The DNA of a smart city is driven by its multi-dimensional complexity and interdependences. By being the digital representation of a city’s metabolism, a digital boardroom or dashboard can illuminate the links between one element, like infrastructure planning, and others, such as economic and environmental matters. For example, parking space design decisions can be measured against an impact analysis of bus scheduling and event planning.

Cities need to build the skillsets and competences to co-create and understand the true value behind city dashboards. Along with dashboard handling and interpreting capabilities, city dashboard acceptance is driven by their own and third-party advancements, such as data updates, changes in building layouts, machine learning with before/after analytical capabilities, or the ability to sense changes among people waiting at a subway station.

Multi-functional assets, such as Sant Cugat’s streetlights, offer new opportunities for co-creation. Buenos Aires, Argentina, and Antibes, France, offer other examples of how co-creation can turn risks and challenges into opportunities. Whether decreasing the risk of flooding through heavy rain forecasts, or detecting water pipeline events in advance by optimizing the throughput of water, both cities’ efforts have succeeded because they were built around the city ecosystem. Process and business model innovation and the drive to scale beyond the pilot were key to accelerating the projects’ implementation.

Meeting human needs

Looking at people’s real needs through the lens of digital advancements is the way to resolve a city’s most urgent challenges. A city manager with the right tools, technology, and transformation competencies can lead the digitalization initiatives that achieve the most pressing goals. To lead rigorous deployment, city managers must know where they stand, what the smart city master plan should look like, and how to make decisive choices on solution and technology providers.

City managers learn where they stand and what problems they need to solve by looking to the people in their community. Consider the example of elderly residents in need of physical support, social interaction, and financial help. Internet of Things solutions can monitor them and alert children or grandchildren in other cities when they need help. For example, a smart refrigerator can monitor a grandfather’s food supply and provide a notification that food is running short, or a wearable device can identify changes in a grandmother’s health, walking patterns, or air quality. Persona profiling offers insights into people’s needs, and technology loops in to provide critical services in a more sophisticated manner. Literally by sensing the needs and the consequences for each of the personas, city managers and their ecosystem can, for the first time, budget and deliver what citizens really need.

Let me ask you: What is your vision for your city to become what you want it to be?

For more on smart cities and digitalization, see Running Future Cities on Blockchain.


Barbara Flügge

About Barbara Flügge

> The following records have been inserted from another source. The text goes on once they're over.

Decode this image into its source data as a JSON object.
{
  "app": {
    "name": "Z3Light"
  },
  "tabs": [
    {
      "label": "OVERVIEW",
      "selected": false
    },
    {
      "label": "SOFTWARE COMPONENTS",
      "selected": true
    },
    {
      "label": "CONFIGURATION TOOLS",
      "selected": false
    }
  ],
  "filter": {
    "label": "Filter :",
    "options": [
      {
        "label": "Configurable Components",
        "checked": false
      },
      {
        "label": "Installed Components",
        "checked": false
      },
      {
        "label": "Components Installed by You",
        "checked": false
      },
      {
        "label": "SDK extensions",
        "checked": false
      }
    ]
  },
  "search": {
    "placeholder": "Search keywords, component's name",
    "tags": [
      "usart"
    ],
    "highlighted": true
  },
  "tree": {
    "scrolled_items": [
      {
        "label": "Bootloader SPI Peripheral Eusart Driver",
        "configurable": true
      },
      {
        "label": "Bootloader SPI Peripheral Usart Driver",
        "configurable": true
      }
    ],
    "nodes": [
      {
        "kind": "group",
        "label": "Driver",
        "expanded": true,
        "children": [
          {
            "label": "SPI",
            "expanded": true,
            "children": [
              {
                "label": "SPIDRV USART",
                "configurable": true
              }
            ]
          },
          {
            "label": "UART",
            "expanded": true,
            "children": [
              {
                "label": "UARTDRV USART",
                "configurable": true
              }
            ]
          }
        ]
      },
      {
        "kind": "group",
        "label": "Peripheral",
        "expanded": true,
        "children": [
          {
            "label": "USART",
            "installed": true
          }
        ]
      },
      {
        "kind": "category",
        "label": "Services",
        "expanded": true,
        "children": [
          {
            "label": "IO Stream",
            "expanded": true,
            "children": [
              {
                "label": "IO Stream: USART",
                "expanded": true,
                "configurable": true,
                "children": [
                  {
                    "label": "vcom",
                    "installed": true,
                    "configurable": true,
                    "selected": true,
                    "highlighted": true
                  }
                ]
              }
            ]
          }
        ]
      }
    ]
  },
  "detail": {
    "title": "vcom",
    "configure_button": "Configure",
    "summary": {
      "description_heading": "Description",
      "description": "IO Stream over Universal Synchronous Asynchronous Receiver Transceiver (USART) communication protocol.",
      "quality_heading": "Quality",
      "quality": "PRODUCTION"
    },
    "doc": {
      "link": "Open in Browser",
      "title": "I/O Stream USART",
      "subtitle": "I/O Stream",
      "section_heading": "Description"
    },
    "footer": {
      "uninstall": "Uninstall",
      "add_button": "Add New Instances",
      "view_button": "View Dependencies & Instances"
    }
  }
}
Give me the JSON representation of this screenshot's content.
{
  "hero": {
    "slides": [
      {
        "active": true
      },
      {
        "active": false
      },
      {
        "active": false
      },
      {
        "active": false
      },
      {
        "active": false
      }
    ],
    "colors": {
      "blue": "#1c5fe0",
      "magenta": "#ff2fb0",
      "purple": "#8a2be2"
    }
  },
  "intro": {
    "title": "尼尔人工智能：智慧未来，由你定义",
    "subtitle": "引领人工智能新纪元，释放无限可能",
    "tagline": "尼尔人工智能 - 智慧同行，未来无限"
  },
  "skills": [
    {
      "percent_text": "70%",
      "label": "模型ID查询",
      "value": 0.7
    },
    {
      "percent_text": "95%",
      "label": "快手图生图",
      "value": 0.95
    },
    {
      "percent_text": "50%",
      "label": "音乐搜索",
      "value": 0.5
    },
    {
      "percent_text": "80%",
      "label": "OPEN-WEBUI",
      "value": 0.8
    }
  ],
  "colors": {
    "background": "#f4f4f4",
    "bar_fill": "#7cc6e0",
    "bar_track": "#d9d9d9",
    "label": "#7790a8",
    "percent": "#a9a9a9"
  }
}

Barbara Flügge leads smart cities and regions efforts at SAP. As a thought leader, she advises executives, forward thinkers, and innovation leaders in this area. She dedicates her activities to entire ecosystems beocming cities, ports, and mega events in digital and sustainable transformation. Barbara is a strong believer of innovation and digitization as a public good for everyone. She works on global scale and has in depth knowledge in public sector, automotive, manufacturing, telecommunications, and many other industries. Barbara is a recognized speaker, editor,and author.